3:50 PM

Identity and Performance Anxiety in Classical Singing: A Counseling Perspective

Jadd D. Davis, University of Montana, Missoula

UC South Ballroom

3:50 PM - 4:05 PM

In this practical research, I propose that performance anxiety in classical singing is more than simply “stage fright”, but a mental health concern directly tied to perceived identity. Classical singers, for whom professional preparation is lengthy and rigorous, are often referred to solely as their function in the fabric of a performance. For example, a soloist in oratorio or opera is simply seen as “the tenor”. This limiting of the totality of human embodiment weds performance outcomes with sense of self. The singer’s positive or negative perception of identity hinges upon a subjective measurement of success. The rigor of classical study combined with this identity/outcome relationship can result in symptomatic anxiety which negatively impacts the physiology of the singer, risking poorer performance outcomes and perpetuating the cycle onstage and, more concerningly, off.

In this presentation, I compare my embodied experience as the tenor soloist in Handel’s Messiah over two separate performances - one before I began studying clinical mental health counseling and one after – and show (through live performance) the physiological differences in vocal technique. I will discuss the clinical symptoms of anxiety, model tactics for mitigation, and share my own journey as a counseling client whose deliberate cultivation of a non-contextual identity positively impacted my experience as a performer (and human).

It is no secret that mental health concerns are rampant among those whose identities are contingent upon precision of execution in a public arena (singers, athletes, etc.). Mental health strategies that holistically address the individual, rather than as an achievement-oriented “means to an end” are critically important tools for the performer, teacher or coach. For singers, this is such a tool. For teachers and coaches, this illustrates the tangible results of positive mental-health cultivation and culture.

4:10 PM

Professional Mascot: Work as a Performing Artist

Trevor Lee Pressler, University of Montana, Missoula

UC South Ballroom

4:10 PM - 4:30 PM

Professional mascot work has a complexity and depth of storytelling ingrained in the work. Although typically viewed as a silly hobby, when held to a high standard being a professional mascot can be lucrative successful career path for a performing artist.
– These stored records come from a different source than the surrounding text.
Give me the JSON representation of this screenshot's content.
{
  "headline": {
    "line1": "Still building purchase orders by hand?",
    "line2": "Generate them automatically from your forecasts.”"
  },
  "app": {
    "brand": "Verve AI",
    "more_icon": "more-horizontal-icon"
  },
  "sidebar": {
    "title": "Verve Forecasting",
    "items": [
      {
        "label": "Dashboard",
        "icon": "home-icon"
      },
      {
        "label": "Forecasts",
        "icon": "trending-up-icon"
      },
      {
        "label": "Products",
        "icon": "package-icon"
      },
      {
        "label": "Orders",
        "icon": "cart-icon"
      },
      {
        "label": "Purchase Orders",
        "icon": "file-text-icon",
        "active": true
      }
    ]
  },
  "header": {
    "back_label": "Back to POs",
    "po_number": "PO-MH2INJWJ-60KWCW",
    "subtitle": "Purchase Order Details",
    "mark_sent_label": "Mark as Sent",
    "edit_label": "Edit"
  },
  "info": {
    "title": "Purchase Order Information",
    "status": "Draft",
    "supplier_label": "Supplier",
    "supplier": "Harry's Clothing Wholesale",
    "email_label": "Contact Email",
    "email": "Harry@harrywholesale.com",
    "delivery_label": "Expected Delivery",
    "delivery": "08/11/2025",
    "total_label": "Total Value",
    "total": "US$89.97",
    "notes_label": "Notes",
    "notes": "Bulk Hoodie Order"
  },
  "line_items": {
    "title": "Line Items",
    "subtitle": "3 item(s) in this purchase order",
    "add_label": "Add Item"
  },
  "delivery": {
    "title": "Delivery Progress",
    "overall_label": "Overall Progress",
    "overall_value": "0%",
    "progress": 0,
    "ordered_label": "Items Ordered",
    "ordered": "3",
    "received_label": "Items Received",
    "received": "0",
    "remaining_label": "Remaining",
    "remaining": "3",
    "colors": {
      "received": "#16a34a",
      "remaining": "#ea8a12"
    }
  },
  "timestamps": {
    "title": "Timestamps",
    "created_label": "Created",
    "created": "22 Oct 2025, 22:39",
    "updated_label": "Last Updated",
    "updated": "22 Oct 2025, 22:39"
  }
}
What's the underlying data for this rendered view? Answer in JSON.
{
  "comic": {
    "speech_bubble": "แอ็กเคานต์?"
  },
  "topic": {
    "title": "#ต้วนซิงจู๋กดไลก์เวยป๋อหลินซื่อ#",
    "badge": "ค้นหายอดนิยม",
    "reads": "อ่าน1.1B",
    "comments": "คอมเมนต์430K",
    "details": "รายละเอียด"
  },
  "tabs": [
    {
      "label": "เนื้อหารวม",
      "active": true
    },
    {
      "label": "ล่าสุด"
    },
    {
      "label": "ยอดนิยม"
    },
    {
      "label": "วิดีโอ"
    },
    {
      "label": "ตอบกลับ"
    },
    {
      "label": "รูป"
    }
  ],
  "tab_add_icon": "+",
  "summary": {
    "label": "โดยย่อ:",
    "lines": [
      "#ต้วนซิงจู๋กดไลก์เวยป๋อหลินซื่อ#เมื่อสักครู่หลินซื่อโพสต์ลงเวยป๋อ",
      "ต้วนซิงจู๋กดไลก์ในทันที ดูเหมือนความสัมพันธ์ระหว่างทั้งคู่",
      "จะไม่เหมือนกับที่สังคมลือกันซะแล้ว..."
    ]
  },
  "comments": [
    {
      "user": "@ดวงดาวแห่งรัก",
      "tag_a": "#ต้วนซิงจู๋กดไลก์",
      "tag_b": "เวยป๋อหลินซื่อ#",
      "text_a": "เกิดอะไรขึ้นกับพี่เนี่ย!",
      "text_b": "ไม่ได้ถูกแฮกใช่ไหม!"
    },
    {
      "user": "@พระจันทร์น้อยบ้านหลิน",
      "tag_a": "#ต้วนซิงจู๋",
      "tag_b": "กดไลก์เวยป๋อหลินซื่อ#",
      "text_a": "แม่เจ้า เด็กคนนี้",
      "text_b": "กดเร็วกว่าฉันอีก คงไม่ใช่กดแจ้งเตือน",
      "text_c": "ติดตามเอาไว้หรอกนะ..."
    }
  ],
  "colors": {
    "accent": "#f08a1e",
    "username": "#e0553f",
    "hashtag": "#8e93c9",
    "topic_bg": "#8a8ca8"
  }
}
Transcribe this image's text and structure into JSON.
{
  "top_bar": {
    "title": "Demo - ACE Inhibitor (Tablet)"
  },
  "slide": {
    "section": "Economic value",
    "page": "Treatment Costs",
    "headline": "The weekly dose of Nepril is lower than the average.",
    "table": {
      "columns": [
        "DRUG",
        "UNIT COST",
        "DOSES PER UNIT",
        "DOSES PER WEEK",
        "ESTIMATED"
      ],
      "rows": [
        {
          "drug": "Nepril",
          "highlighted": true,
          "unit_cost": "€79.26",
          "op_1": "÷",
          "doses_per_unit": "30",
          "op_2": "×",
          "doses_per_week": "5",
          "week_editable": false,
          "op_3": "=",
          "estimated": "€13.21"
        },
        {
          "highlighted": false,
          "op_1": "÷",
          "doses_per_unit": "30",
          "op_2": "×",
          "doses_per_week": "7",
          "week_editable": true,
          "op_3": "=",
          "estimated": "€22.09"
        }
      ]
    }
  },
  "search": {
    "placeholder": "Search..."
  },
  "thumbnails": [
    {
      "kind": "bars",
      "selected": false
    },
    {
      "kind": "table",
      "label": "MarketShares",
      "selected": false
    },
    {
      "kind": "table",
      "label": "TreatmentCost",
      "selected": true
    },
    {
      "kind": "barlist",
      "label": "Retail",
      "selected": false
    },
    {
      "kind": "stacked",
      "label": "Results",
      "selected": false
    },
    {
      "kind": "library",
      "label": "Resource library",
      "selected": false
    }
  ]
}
The profession of mascot demonstrates strong skills in acting, dancing, and storytelling. The University of Montana’s Mascot program in particular has been a spring board for several U of M alumni to go on to pursue this career professionally as;Benny the Bull for the Chicago Bulls, The Cyote for the San Antonio Spurs, as well as the current mascot for the Houston Rockets, Clutch. My research in this field from roughly 800-1000 hours of performing between 2009 and 2014, suggests that the development of a mascot character as a performing art in a non traditional performing arts space can advocate cross-cultural understanding and exchange in local communities. My continued exploration of this field will allow the utilization of immersion theater in an unconventional space with an unconventional audience as further investigation into this concept. With this in mind, the work can bring attention to critical social issues that need addressed while simultaneously rallying support for these issues.For instance one could improve turnout at events involving fundraising for programs benefiting those in need, all while providing a unique perspective through performance as an instrument to call for social justice. This can be accomplished by using a developed character with undefinable traits (such as race, sexuality, and political affiliation,) to present performances that evoke empathetic emotional responses from an unconventional audience regarding these social issues.